PROMPT - Reproduce all of the data exactly as written.

═══ INPUT FOR THIS TASK

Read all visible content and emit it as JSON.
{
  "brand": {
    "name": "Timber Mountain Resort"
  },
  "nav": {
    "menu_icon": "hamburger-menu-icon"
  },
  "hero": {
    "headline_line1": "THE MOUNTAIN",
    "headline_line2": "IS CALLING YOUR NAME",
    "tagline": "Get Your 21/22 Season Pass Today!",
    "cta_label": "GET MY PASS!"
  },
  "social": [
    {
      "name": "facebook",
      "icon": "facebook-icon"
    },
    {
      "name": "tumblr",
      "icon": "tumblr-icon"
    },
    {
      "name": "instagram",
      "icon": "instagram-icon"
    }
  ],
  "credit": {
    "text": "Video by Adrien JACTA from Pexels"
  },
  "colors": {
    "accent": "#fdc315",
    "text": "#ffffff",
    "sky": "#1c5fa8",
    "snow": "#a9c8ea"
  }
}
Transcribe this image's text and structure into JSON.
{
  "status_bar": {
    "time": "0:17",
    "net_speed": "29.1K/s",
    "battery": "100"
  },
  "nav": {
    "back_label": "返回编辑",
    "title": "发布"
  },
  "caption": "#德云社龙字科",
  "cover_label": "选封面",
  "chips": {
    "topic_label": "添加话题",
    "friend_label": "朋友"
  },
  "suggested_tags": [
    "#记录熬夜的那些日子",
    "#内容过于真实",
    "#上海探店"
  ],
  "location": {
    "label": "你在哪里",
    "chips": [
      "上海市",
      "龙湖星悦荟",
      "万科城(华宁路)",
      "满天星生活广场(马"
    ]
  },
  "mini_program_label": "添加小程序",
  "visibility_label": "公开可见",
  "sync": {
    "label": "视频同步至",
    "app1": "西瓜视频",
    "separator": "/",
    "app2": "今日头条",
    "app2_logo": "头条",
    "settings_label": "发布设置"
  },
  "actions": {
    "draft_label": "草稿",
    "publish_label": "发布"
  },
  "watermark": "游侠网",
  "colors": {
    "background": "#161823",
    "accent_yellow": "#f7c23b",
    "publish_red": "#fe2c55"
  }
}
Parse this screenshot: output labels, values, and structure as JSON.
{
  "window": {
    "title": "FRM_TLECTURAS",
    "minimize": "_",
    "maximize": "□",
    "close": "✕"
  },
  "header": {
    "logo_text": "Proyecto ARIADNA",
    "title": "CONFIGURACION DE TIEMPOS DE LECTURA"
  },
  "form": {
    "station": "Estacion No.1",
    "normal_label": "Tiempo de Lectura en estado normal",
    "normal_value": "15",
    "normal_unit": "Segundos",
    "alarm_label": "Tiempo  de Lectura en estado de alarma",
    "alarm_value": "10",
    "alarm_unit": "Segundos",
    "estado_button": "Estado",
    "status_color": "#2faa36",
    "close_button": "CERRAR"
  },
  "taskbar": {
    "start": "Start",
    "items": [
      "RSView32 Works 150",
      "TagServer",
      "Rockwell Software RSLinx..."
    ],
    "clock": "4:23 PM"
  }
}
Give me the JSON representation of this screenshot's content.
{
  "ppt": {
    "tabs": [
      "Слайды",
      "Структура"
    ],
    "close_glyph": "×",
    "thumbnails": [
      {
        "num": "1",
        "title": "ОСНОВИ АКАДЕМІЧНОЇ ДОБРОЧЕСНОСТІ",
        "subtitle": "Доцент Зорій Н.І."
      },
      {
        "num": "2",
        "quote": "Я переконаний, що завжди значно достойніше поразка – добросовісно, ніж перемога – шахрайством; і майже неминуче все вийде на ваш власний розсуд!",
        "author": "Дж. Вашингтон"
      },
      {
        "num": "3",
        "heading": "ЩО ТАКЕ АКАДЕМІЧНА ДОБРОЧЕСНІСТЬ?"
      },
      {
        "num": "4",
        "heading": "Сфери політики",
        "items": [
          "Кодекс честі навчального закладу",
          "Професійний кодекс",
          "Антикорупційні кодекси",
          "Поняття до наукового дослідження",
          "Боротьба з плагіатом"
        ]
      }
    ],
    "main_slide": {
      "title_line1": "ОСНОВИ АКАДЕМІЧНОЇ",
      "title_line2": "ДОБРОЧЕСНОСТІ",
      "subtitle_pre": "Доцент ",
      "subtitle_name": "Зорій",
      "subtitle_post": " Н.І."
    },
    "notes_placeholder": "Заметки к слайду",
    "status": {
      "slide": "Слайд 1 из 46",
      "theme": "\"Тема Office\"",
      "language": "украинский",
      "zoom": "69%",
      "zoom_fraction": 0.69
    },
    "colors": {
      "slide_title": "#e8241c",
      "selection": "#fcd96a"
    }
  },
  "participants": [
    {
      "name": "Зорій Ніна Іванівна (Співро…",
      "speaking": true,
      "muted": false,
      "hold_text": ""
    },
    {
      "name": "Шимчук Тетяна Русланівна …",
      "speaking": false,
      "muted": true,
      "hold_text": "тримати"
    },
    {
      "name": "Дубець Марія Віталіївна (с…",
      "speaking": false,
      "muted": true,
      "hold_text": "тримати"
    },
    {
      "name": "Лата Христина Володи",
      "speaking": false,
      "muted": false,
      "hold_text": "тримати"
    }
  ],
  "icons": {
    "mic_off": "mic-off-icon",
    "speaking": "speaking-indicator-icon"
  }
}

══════

EXERCISE ANSWER -
Read all visible content and emit it as JSON.
{
  "brand": {
    "name": "Timber Mountain Resort"
  },
  "nav": {
    "menu_icon": "hamburger-menu-icon"
  },
  "hero": {
    "headline_line1": "THE MOUNTAIN",
    "headline_line2": "IS CALLING YOUR NAME",
    "tagline": "Get Your 21/22 Season Pass Today!",
    "cta_label": "GET MY PASS!"
  },
  "social": [
    {
      "name": "facebook",
      "icon": "facebook-icon"
    },
    {
      "name": "tumblr",
      "icon": "tumblr-icon"
    },
    {
      "name": "instagram",
      "icon": "instagram-icon"
    }
  ],
  "credit": {
    "text": "Video by Adrien JACTA from Pexels"
  },
  "colors": {
    "accent": "#fdc315",
    "text": "#ffffff",
    "sky": "#1c5fa8",
    "snow": "#a9c8ea"
  }
}
Transcribe this image's text and structure into JSON.
{
  "status_bar": {
    "time": "0:17",
    "net_speed": "29.1K/s",
    "battery": "100"
  },
  "nav": {
    "back_label": "返回编辑",
    "title": "发布"
  },
  "caption": "#德云社龙字科",
  "cover_label": "选封面",
  "chips": {
    "topic_label": "添加话题",
    "friend_label": "朋友"
  },
  "suggested_tags": [
    "#记录熬夜的那些日子",
    "#内容过于真实",
    "#上海探店"
  ],
  "location": {
    "label": "你在哪里",
    "chips": [
      "上海市",
      "龙湖星悦荟",
      "万科城(华宁路)",
      "满天星生活广场(马"
    ]
  },
  "mini_program_label": "添加小程序",
  "visibility_label": "公开可见",
  "sync": {
    "label": "视频同步至",
    "app1": "西瓜视频",
    "separator": "/",
    "app2": "今日头条",
    "app2_logo": "头条",
    "settings_label": "发布设置"
  },
  "actions": {
    "draft_label": "草稿",
    "publish_label": "发布"
  },
  "watermark": "游侠网",
  "colors": {
    "background": "#161823",
    "accent_yellow": "#f7c23b",
    "publish_red": "#fe2c55"
  }
}
Parse this screenshot: output labels, values, and structure as JSON.
{
  "window": {
    "title": "FRM_TLECTURAS",
    "minimize": "_",
    "maximize": "□",
    "close": "✕"
  },
  "header": {
    "logo_text": "Proyecto ARIADNA",
    "title": "CONFIGURACION DE TIEMPOS DE LECTURA"
  },
  "form": {
    "station": "Estacion No.1",
    "normal_label": "Tiempo de Lectura en estado normal",
    "normal_value": "15",
    "normal_unit": "Segundos",
    "alarm_label": "Tiempo  de Lectura en estado de alarma",
    "alarm_value": "10",
    "alarm_unit": "Segundos",
    "estado_button": "Estado",
    "status_color": "#2faa36",
    "close_button": "CERRAR"
  },
  "taskbar": {
    "start": "Start",
    "items": [
      "RSView32 Works 150",
      "TagServer",
      "Rockwell Software RSLinx..."
    ],
    "clock": "4:23 PM"
  }
}
Give me the JSON representation of this screenshot's content.
{
  "ppt": {
    "tabs": [
      "Слайды",
      "Структура"
    ],
    "close_glyph": "×",
    "thumbnails": [
      {
        "num": "1",
        "title": "ОСНОВИ АКАДЕМІЧНОЇ ДОБРОЧЕСНОСТІ",
        "subtitle": "Доцент Зорій Н.І."
      },
      {
        "num": "2",
        "quote": "Я переконаний, що завжди значно достойніше поразка – добросовісно, ніж перемога – шахрайством; і майже неминуче все вийде на ваш власний розсуд!",
        "author": "Дж. Вашингтон"
      },
      {
        "num": "3",
        "heading": "ЩО ТАКЕ АКАДЕМІЧНА ДОБРОЧЕСНІСТЬ?"
      },
      {
        "num": "4",
        "heading": "Сфери політики",
        "items": [
          "Кодекс честі навчального закладу",
          "Професійний кодекс",
          "Антикорупційні кодекси",
          "Поняття до наукового дослідження",
          "Боротьба з плагіатом"
        ]
      }
    ],
    "main_slide": {
      "title_line1": "ОСНОВИ АКАДЕМІЧНОЇ",
      "title_line2": "ДОБРОЧЕСНОСТІ",
      "subtitle_pre": "Доцент ",
      "subtitle_name": "Зорій",
      "subtitle_post": " Н.І."
    },
    "notes_placeholder": "Заметки к слайду",
    "status": {
      "slide": "Слайд 1 из 46",
      "theme": "\"Тема Office\"",
      "language": "украинский",
      "zoom": "69%",
      "zoom_fraction": 0.69
    },
    "colors": {
      "slide_title": "#e8241c",
      "selection": "#fcd96a"
    }
  },
  "participants": [
    {
      "name": "Зорій Ніна Іванівна (Співро…",
      "speaking": true,
      "muted": false,
      "hold_text": ""
    },
    {
      "name": "Шимчук Тетяна Русланівна …",
      "speaking": false,
      "muted": true,
      "hold_text": "тримати"
    },
    {
      "name": "Дубець Марія Віталіївна (с…",
      "speaking": false,
      "muted": true,
      "hold_text": "тримати"
    },
    {
      "name": "Лата Христина Володи",
      "speaking": false,
      "muted": false,
      "hold_text": "тримати"
    }
  ],
  "icons": {
    "mic_off": "mic-off-icon",
    "speaking": "speaking-indicator-icon"
  }
}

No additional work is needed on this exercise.